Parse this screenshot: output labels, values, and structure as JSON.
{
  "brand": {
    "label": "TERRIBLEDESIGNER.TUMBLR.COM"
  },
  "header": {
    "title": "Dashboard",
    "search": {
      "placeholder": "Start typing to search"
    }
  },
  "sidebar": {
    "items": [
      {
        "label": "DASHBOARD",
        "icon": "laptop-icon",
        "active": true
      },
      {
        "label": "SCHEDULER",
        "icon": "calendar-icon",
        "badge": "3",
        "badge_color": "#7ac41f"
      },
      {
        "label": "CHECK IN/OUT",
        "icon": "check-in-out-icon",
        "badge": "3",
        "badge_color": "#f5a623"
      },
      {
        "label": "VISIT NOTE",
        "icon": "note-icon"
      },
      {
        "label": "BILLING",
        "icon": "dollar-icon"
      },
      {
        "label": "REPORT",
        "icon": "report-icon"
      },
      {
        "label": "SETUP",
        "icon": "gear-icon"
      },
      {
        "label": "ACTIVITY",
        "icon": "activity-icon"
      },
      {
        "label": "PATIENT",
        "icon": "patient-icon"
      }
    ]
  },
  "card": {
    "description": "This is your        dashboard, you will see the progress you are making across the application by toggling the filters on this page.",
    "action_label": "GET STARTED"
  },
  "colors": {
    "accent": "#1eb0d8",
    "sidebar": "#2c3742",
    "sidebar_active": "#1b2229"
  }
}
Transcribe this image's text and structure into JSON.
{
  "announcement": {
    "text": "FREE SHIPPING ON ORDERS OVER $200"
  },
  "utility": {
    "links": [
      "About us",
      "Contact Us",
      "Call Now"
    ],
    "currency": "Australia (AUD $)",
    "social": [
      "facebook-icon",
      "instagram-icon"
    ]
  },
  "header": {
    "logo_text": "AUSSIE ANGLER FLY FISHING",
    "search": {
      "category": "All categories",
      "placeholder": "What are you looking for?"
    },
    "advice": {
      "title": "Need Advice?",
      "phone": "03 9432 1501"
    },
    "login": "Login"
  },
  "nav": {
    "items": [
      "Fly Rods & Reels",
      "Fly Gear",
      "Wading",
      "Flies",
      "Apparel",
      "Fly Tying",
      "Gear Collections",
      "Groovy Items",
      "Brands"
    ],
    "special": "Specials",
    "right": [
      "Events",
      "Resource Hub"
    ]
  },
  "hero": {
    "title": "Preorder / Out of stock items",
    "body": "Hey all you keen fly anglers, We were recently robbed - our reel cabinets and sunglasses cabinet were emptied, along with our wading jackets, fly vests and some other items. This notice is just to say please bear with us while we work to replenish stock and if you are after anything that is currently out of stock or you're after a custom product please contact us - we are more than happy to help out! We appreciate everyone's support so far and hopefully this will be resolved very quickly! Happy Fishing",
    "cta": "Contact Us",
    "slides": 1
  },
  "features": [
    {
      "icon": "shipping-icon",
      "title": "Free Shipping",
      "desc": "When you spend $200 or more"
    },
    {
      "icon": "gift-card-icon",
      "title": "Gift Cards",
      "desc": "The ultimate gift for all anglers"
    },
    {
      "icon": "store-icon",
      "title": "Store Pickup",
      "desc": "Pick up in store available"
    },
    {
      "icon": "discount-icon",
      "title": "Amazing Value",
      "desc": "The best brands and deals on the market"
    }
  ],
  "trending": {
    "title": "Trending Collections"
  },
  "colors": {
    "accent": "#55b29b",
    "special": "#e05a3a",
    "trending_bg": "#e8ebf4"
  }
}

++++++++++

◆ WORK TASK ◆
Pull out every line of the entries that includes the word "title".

◆ RESPONSE AREA ◆
    "title": "Dashboard",
      "title": "Need Advice?",
    "title": "Preorder / Out of stock items",
      "title": "Free Shipping",
      "title": "Gift Cards",
      "title": "Store Pickup",
      "title": "Amazing Value",
    "title": "Trending Collections"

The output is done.